I really needed -- and enjoyed -- this. This being a screening last night of a 4K restoration of Wong Tin-lam's The Wild Wild Rose at the Hong Kong Cultural Centre's 1,734 seater Grand Theatre that was packed with an appreciative audience comprised of young and old (and including veteran entertainment personalities like Teddy Robin Kwan and Shu Kei).
It's not just that I've not viewed a Hong Kong film in more than two weeks. (Unlike this time last year, there doesn't seem to be as many Hong Kong films screening in local cinemas -- something which I hope will be rectified soon.) But, also, there the past couple of weeks or so have seen quite a few upsetting developments in Hong Kong (for e.g.s, see here and here). So it was nice to take a break from contemporary Hong Kong by viewing a Hong Kong film first released 63 years ago for a couple of hours or so.
This was my 3rd time viewing The Wild, Wild Rose, my 2nd time on a big screen and my 1st at the Hong Kong Cultural Centre. The very first time I viewed this 1960 musical drama was on a DVD shortly after the Cathay Organisation released its archive of MP&GI classics. The second time was at the Hong Kong Film Archive. Even that second time was so long ago that much of this film felt new to me (though, of course, I remember well the iconic Jajambo music sequence!).
I can't imagine this film with a singing and dancing lead character who's like a rose with thorns to be able to exist, never mind be so good, without Grace Chang in the lead. And last night's audience were utterly won over by her Si Jia, a nightclub singer with a heart of gold, and strong mind and will of her own.
It was interesting to see though that, more than half a century on, parts of The Wild, Wild Rose are so foreign now to Hong Kongers that they can get laughed at. Speaking of foreign: those unfamiliar with the history of Hong Kong cinema might find it jolting that this Hong Kong movie is a Mandarin rather than Cantonese language work; something that stems from many of its cast and crew being refugees of Shanghai's film industry -- refugees who left China to then British-ruled Hong Kong in the wake of the Communist revolution and takeover of the country.
More on the Shanghainese in Hong Kong: decades ago, I was dining with a family friend that I call my tai tai aunt at an old school Shanghainese restaurant when she pointed to an elderly woman at another table and told me, "That's Grace Chang!" At the time, it was a shock to me as I had only ever previously seen Grace Chang in movies and in her prime, and I hadn't quite processed that the MP&GI films that I had been viewing were that old.
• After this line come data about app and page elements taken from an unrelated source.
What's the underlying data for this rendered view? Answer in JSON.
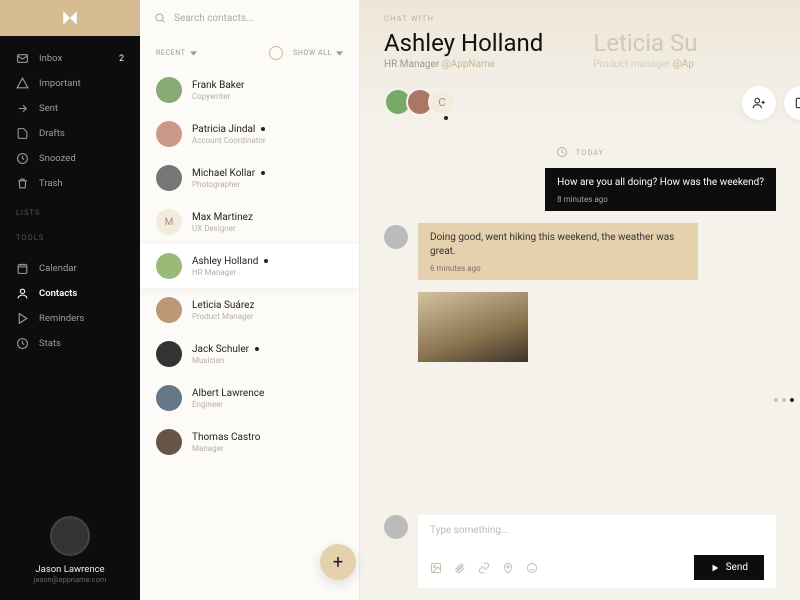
{
  "sidebar": {
    "nav": [
      {
        "icon": "inbox",
        "label": "Inbox",
        "badge": "2"
      },
      {
        "icon": "important",
        "label": "Important"
      },
      {
        "icon": "sent",
        "label": "Sent"
      },
      {
        "icon": "drafts",
        "label": "Drafts"
      },
      {
        "icon": "snoozed",
        "label": "Snoozed"
      },
      {
        "icon": "trash",
        "label": "Trash"
      }
    ],
    "lists_header": "LISTS",
    "tools_header": "TOOLS",
    "tools": [
      {
        "icon": "calendar",
        "label": "Calendar"
      },
      {
        "icon": "contacts",
        "label": "Contacts",
        "active": true
      },
      {
        "icon": "reminders",
        "label": "Reminders"
      },
      {
        "icon": "stats",
        "label": "Stats"
      }
    ],
    "profile": {
      "name": "Jason Lawrence",
      "email": "jason@appname.com"
    }
  },
  "contacts_panel": {
    "search_placeholder": "Search contacts...",
    "filter_left": "RECENT",
    "filter_right": "SHOW ALL",
    "items": [
      {
        "name": "Frank Baker",
        "role": "Copywriter",
        "dot": false
      },
      {
        "name": "Patricia Jindal",
        "role": "Account Coordinator",
        "dot": true
      },
      {
        "name": "Michael Kollar",
        "role": "Photographer",
        "dot": true
      },
      {
        "name": "Max Martinez",
        "role": "UX Designer",
        "dot": false,
        "initial": "M"
      },
      {
        "name": "Ashley Holland",
        "role": "HR Manager",
        "dot": true,
        "selected": true
      },
      {
        "name": "Leticia Suárez",
        "role": "Product Manager",
        "dot": false
      },
      {
        "name": "Jack Schuler",
        "role": "Musician",
        "dot": true
      },
      {
        "name": "Albert Lawrence",
        "role": "Engineer",
        "dot": false
      },
      {
        "name": "Thomas Castro",
        "role": "Manager",
        "dot": false
      }
    ]
  },
  "chat": {
    "eyebrow": "CHAT WITH",
    "active": {
      "name": "Ashley Holland",
      "role": "HR Manager",
      "app": "@AppName"
    },
    "next": {
      "name": "Leticia Su",
      "role": "Product manager",
      "app": "@Ap"
    },
    "participants_initial": "C",
    "today_label": "TODAY",
    "messages": [
      {
        "side": "right",
        "style": "dark",
        "text": "How are you all doing? How was the weekend?",
        "time": "8 minutes ago"
      },
      {
        "side": "left",
        "style": "tan",
        "text": "Doing good, went hiking this weekend, the weather was great.",
        "time": "6 minutes ago"
      }
    ],
    "composer_placeholder": "Type something...",
    "send_label": "Send"
  }
}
But, yes, well... and, for the record, Grace Chang is now 90 years of age!
Returning to the discussion of the segments that brought on quite a bit of laughter at last night's screening: Unlike with Grace Chang's wild, wild rose, the audience did not take kindly to Dolly Soo Fung's "goodie two shoes" teacher character -- who is the fiancee of the film's male protagonist (played by Chang Yang), who lost his job as a music teacher and went to work as a nightclub pianist. This especially since her character's seemingly only response to any adversity was to turn away and cry; something that was greeted with derision and amusement by the audience!
I guess from this, we can tell that contemporary Hong Kong women are made of much stronger stuff! Something I can confirm based on the Hong Kong women friends and public personalities I know! (More than by the way, Far Far Away is one of those contemporary Hong Kong movies that I reckon shows very well the strong personalities of contemporary Hong Kong females. Though, to be fair, The Wild, Wild Rose also does have its share of strong female personalities, including Si Jia's friend portrayed by Wang Lai!)
Another wave of laughter emanated from, and washed over, the audience at another point in the screening. In one scene, a couple decided to flee from being captured by the police. The woman suggests to the man that the police would be less likely to get them if they headed over to either "Yuen Long or Tai Po". First there was a gasp as the connection was made, and then hysterical laughter.
For yes, this was a truly Hong Kong audience watching the film. One with obviously still very strong memories of what happened in Yuen Long on July 21st, 2019. (So, yes, well, the evening was primarily escapist entertainment... but, at the same time, there really are times when I really f**king love Hong Kong, not least because of the community and solidarity I feel and have with complete strangers who, nonetheless, share many of my experiences and memories.)